FPAY Fee payment

Year of fee payment: 4

FPAY Fee payment

Year of fee payment: 8

AS Assignment

Owner name: DEGUSSA-HULS AKTIENGESELLSCHAFT, GERMANY

Free format text: ASSIGNMENT OF ASSIGNORS INTEREST;ASSIGNOR:DEGUSSA AKTIENGESELLSCHAFT;REEL/FRAME:010719/0914

Effective date: 19981109

AS Assignment

Owner name: DEGUSSA AG, GERMANY

Free format text: MERGER;ASSIGNOR:DEGUSSA-HULS AKTIENGESELLSCHAFT;REEL/FRAME:011855/0608

Effective date: 20010209

AS Assignment

Owner name: DMC2 DEGUSSA METALS, GERMANY

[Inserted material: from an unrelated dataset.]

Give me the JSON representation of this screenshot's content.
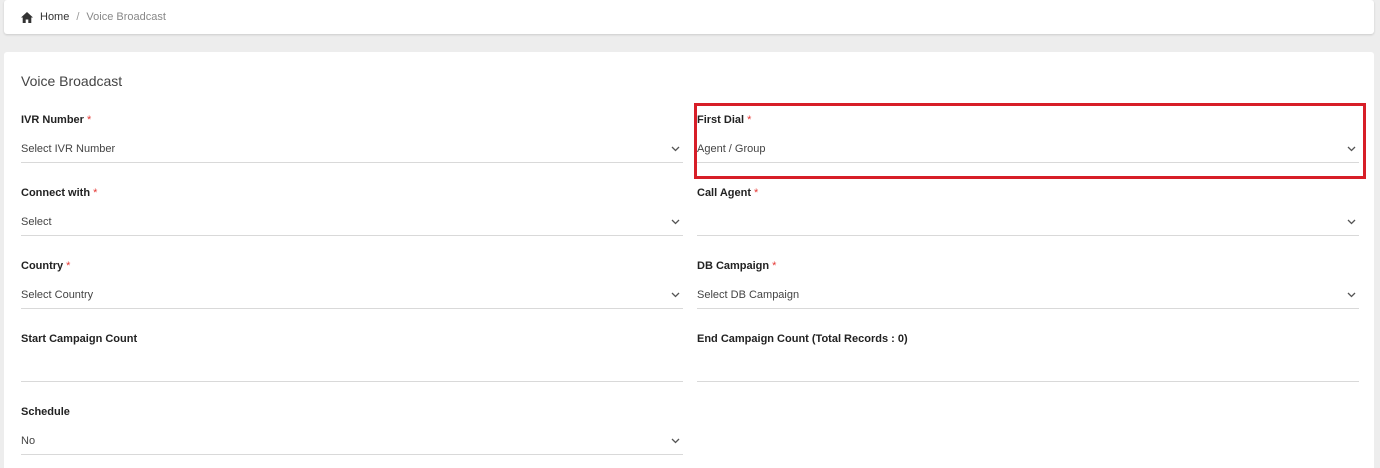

Free format text: ASSIGNMENT OF ASSIGNORS INTEREST;ASSIGNOR:DEGUSSA AKTIENGESELLSCHAFT;REEL/FRAME:011923/0370

Effective date: 20010618

FPAY Fee payment

Year of fee payment: 12

AS Assignment

Owner name: UMICORE AG & CO. KG, GERMANY

Free format text: ASSIGNMENT OF ASSIGNORS INTEREST;ASSIGNOR:DEGUSSA AG;REEL/FRAME:017125/0956

Effective date: 20051103